You don’t need to buy the yoga video and try to pretzel yourself daily for 45 minutes. It would be wonderful if you had the time. People who practice yoga regularly are more fluid than the rest of us. Even twice a week would begin to erase the stiffness we carry as if it were the norm. But, a few minutes daily can make a difference and possibly prevent that back spasm.

Stretching for flexibility takes about 30 seconds for each major joint. Again, you don’t need to purchase much, if anything at all. With each stretch, breathe slowly about six times. You’ll find that takes about a half-minute. The stretch is held just at the point of tightness, not into the pain. Your body, amazing as it is, has a protective mechanism called the stretch reflex. Push that stretch too far, and it will tighten to prevent a tear. If you stick with it, you will find that point of tightness will be further and further into the joint’s range of motion.

The simplest way to stretch hamstrings is to put one leg up on a chair, stool or any immovable object that is as high as your standing knee. Flex over with your upper body in good posture until you feel that pull. Breathe. Repeat right and left leg twice.

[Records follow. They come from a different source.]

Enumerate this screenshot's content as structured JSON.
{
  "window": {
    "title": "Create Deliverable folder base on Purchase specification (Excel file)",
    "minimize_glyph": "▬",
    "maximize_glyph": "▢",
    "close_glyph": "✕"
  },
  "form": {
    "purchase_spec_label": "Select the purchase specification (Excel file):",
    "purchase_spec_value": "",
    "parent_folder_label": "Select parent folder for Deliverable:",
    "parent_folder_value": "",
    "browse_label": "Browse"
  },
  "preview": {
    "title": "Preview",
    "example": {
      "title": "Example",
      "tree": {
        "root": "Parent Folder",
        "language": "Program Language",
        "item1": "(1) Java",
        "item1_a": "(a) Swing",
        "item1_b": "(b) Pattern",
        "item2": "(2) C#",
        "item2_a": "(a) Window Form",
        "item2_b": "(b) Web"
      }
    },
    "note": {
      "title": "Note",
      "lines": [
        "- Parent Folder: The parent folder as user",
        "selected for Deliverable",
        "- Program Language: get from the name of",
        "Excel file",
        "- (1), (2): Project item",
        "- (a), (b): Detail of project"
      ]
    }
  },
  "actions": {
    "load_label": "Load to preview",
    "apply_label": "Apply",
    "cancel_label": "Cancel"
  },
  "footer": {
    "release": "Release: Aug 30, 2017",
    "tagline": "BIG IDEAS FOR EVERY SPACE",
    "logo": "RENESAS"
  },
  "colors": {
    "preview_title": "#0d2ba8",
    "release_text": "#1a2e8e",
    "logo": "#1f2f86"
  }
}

Body composition is the distribution of your body weight: fat-free mass and fat mass. Your FFM is the weight of everything you are made of except your fat. Your fat mass can be at the level of an athlete, way too little and, for most of us, way too much. With winter upon us, the fight gets a bit tougher. We are less active. We wear more clothes. We eat more food.

When you are home on a cold, nasty day, what’s there to do? Nibble here, snack there, sit and read or catch a couple of “Law & Order” reruns? It might be earned after an exhausting week, but even finding 30 minutes of constant movement will rev up your metabolism for a while, lubricate the joints, release some feel-good hormones and deliver oxygenated blood to your muscles. And, you will be proud of yourself. You made an effort. You succeeded.

Getting outside is the better choice (weather permitting). Fresh air and sunshine are the Godiva for your cells. Layer yourself with warmth and take a walk. If that is not possible, then look around. Bi level home? Use the stairs and complete two or three laps. Do this a few times during the day. One-level house? Time yourself and just walk through the rooms for five to 10 minutes a few times a day. Find a chair (no, not the recliner), sit/stand for 10 repetitions and walk away. Come back in two minutes and do it again. Easy, simple and done in less than four minutes!

You don’t need a whole gym in your basement or office. You just need your brain to engage your muscles to move your bones, which requires your heart to deliver more blood, and a little creativity. Carrying too much FM is not only uncomfortable and discouraging but unsafe. Obesity is now the second-most preventable risk factor for heart disease. A few pounds gained here and there add up, and before we know it … “What size is that?”

Now is the time we make those promises to ourselves with the best intentions. During this cold-weather season, it is more difficult to find the dedication to keep them. So, don’t be ridiculous. Small, incremental goals are reachable and therefore motivational. And the upward cycle continues. Hang in there, the sun is on its way back. Any day now. ■

Exercise instructions

See also Physical Fitness Specialist

You needn't try to complete every one of these exercises in one bout. For questions or information on additional stretches, feel free to contact Judy Quinti, fitness and lifetime sports: 570-320-2400, ext. 7112.